The essay I chose to discuss is Clothing and Memory by Iris Finkel. Iris and I were in class together for the fall 2016 semester. After reading, Peter Stallybrass’ Worn Worlds, for class, I believe both of us interpreted clothing and memories in the same way.
After her sister’s suicide, Iris discusses how she felt entering her sister’s bedroom. She goes on to say “Reminders everywhere, but none affected me as intensely as her sneakers. She decided she wouldn’t wear them that day. ” (Finkel, 67)
I had the same experience when my grandfather passed away in 2007. After his funeral, my cousins, sisters and I sat around in his room on the floor with blankets, cuddled together. We spent hours laughing and crying while sharing with each other our favorite memories of him, all of us wearing one of his sweatshirts.
Peter Stallybrass wrote in his essay about “Clothes are thus layered with meaning since they have the power to act as memory prompts. Woven into their fabric are traces of past experiences. Stitched into their seams are links to people we have loved and lost. How appropriate that in the technical language of sewing, wrinkles are termed ‘memory’?” (Stallybrass, Worn Worlds).
After the passing of a loved one their clothing and items live on. Iris talks about how she decided to keep the clothes her sister had made. “These were buried deep in the back of her closet, painful reminders of a self she no longer recognized.” (Finkel, 67)
In observing my own grieving process, I realize that some of the things that bring me comfort and peace are articles of clothing worn by those that I have lost. They are unique to them and the clothing that they once wore.

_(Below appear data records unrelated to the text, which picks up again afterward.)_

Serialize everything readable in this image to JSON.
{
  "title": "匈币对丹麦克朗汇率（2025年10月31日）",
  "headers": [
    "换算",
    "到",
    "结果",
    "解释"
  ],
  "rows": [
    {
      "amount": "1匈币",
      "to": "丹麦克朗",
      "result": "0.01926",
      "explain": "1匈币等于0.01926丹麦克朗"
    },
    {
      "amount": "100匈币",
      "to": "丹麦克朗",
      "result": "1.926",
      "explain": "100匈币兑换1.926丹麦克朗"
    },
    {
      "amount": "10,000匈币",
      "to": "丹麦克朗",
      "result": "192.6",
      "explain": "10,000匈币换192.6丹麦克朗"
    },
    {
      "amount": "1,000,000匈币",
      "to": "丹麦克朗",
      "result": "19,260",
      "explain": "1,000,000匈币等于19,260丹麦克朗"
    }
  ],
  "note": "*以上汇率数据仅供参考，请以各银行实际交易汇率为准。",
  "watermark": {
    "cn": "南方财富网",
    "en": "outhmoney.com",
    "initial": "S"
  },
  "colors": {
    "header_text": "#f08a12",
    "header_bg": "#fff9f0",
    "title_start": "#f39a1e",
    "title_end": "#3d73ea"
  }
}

“You see clothes are so much more than material objects to cover our bodies. Woven into their very fabric are histories and associations that enrich our lives. And if we carefully unravel the threads, you discover memories that were otherwise lost.” (Robyn Gibson, The Memory of Clothes)